Egypt: Neferirkare Kakai, Third King of the Old Kingdom 5th Dynasty

Neferirkare Kakai

by Jimmy Dunn

Neferirkare Kakai

Documenting kings of ancient Egypt can be daunting, particularly with those such as Neferirkara Kakai. We actually know more about one of his officials named Ty, who was the overseer of the pyramid complexes and sun temples under both Neferirkara and other kings, then we do about Neferirkara himself. Much more is known about Neferirkare's brother, Sahure, who ruled Egypt just prior to Neferirkare, and to Shepseskare, who ruled just after him. He was probably the son of Userkaf, the first king of the 5th Dynasty, and a Queen Khntkawes, who's pyramid is situated next to Neferirkara's at Abusir. His immediate successors were also buried at Abusir.

However, Neferirkare's pyramid complex remained unfinished, and its valley temple and causeway were later incorporated by Nyuserra into his own pyramid complex. We also know that he built a Sun Temple, a trend begun by Userkaf. However, no remains of this temple have so far been discovered.

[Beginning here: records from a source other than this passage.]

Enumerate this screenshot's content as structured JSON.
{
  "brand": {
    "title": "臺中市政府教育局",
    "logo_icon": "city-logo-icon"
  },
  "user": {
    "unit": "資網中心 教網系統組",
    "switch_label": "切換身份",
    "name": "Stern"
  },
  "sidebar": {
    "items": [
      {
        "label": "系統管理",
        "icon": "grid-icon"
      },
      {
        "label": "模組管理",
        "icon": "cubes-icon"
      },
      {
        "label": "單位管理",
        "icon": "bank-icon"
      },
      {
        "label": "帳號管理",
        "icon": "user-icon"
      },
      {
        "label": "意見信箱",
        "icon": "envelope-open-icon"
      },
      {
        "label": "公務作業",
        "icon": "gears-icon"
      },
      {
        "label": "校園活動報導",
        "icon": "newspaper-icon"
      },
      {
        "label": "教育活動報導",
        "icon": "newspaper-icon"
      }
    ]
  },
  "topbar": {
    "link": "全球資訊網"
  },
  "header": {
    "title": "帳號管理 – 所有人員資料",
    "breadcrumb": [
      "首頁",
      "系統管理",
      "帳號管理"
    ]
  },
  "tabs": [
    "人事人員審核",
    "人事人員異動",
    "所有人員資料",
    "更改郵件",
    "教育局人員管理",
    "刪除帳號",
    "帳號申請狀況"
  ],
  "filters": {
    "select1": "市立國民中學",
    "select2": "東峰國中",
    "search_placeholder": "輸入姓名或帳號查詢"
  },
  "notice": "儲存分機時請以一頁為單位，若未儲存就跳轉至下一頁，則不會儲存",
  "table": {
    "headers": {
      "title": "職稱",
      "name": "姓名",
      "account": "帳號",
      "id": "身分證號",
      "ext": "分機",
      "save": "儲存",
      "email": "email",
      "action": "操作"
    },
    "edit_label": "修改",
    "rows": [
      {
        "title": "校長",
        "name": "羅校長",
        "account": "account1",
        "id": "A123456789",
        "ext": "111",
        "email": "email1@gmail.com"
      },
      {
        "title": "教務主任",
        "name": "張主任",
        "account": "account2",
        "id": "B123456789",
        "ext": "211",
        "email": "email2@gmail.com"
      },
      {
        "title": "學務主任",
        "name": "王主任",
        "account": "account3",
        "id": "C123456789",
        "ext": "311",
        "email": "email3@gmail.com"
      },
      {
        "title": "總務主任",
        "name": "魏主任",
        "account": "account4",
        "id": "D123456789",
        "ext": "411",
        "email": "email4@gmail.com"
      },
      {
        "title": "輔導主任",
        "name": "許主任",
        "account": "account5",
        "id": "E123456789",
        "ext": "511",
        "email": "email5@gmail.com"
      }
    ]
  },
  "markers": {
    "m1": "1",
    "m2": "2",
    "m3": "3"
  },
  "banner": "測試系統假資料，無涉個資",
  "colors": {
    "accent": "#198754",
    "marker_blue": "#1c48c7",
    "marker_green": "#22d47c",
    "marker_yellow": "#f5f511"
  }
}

His throne name was Nefer-ir-ka-re (Beautiful is the Soul of Re) while his birth name was Kakai. He was the third king of the Old Kingdom 5th dynasty, ruling from about 2477 until 2467 BC, obviously a very short reign, though Egyptologists argue both the dates for his reign as well as the length of his reign. Neferirkara is notable for two very specific reason. He was the first king to have employed both a prenomen and nomen (he had two names and two cartouches), a custom that later kings would follow. Also, papyrus found in his pyramid complex were written in ink and are the earliest known documents in hieratic script, a cursive form of hieroglyphics.

Neferirkare Kakai

The hieratic papyrus found at his pyramid complex are probably his most notable contributions to Egyptology. They were originally discovered in 1893 by local farmers and consist of 300 papyrus fragments. They remained unpublished for some seventy-five years, even as the first archaeologists were excavating Abusir. Only later did a Czech mission, which explored the site in 1976, take full advantage of these documents.

The Neferirkara archive reveals a world of detailed and very professional administration. Elaborate tables provide monthly rosters of duty: for guarding the temple, for fetching the daily income (or 'offerings') and for performing ceremonies including those on the statues, with a special roster for the important Feast of Seker. Similar tables list the temple equipment, item by item and grouped by materials, with details of damage noted at a monthly inspection. Other records of inspection relate to doors and rooms in the temple building. The presentation of monthly income is broken down by substance, source and daily amount. The commodities are primarily types of bread and beer, meat and fowl, corn and fruit. They also mention a mortuary temple of a little-known king, Raneferef, who's tomb was yet to be discovered but thanks to these papyrus, is now known and has yielded significant discoveries.